Dawn consistently makes stunning projects with this yarn. This Spring she cast on for the Simple Hemp Tote that she saw on the Espace Tricot blog. It’s worked as a long rectangle with angled corners, folded in half and seamed to finish. The FREE pattern is very well written and easy to follow.
And we thought it would make a fun Knit Along. The garter stitch knitting should make for a fun social project that will give us the freedom to chat and relax. So, we’ll be casting on for this beautiful tote on Tuesday March 26th. We hope that you can join us for our Community Knit Night that evening so that we can all cast on. It is always fun to see what colors other knitters gravitate towards, and to check in on each others progress in upcoming weeks.
Stop on by the shop before the 26th so that we can get your yarn selected and wound for you before our KAL starts!
On the off-chance that you don’t follow our Facebook posts, you should know that we have a new Shibui yarn in the shop that we are VERY excited about.
Our Shibui passion is expanding to include Kavo, the DK weight 85% cotton and 15% silk blend that is so brand new that you may be among the first to cast on with it! Each skein is 224 yards/50 grams and $18.
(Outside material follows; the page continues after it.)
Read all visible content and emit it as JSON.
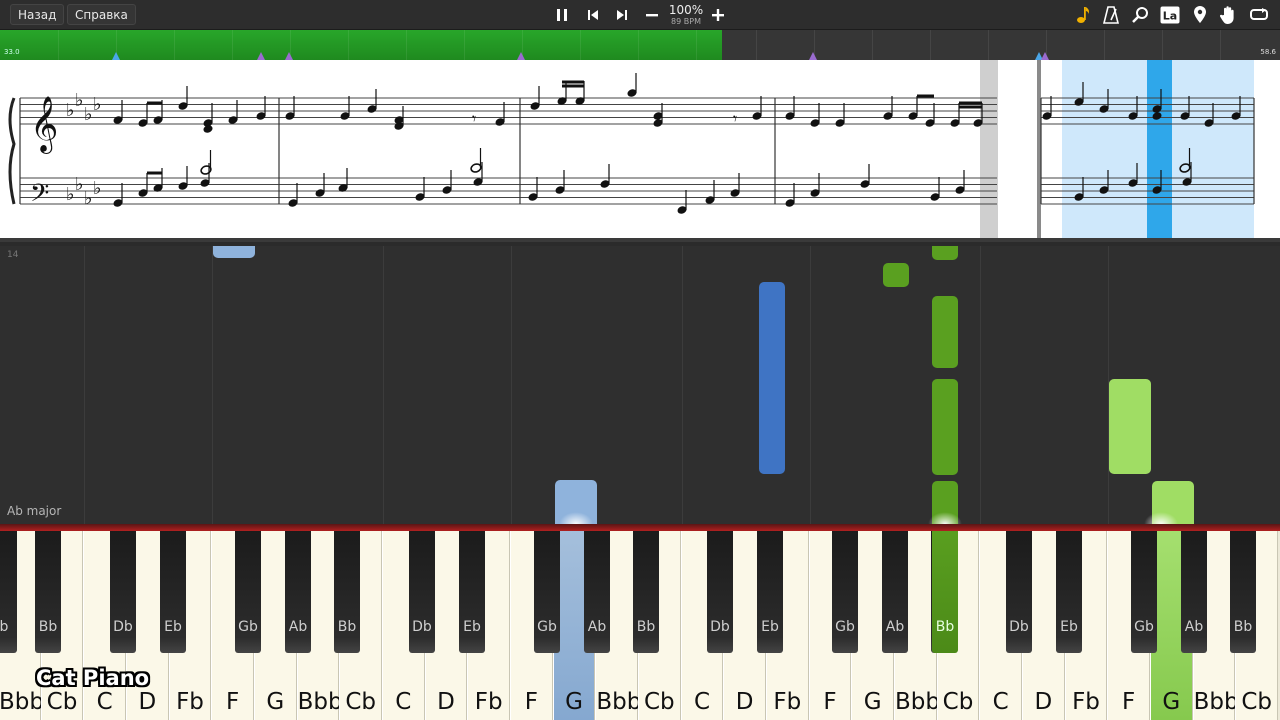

Shibui explains the name: “Originating from cavo n. Italian for rope or cable, adj. Hollow. An unusual combination of strength and elegance. With a strong 2-ply cotton core and a decadent silk wrap, Kavo creates incredible knits with exceptional drape and a smooth, luxurious hand. The slight variation in diameter gives this DK weight yarn an organic feel.”
“Intended to be knit on range of needle sizes, Kavo’s fabric is open and airy, yet substantial enough to hold structured silhouettes. The silk wrap adds a subtle touch of sheen, making it a perfect choice for summer wear.”
It may be the perfect choice for a swingy summer tunic like that one designed by Lori Versaci that Theresa is interested in knitting. Or you may opt for a smaller accessory like k.2, a brand new Kristin Ford pattern from shibui that is FREE with the purchase of Kavo yarn.
Let us know what you are tempted to knit with it!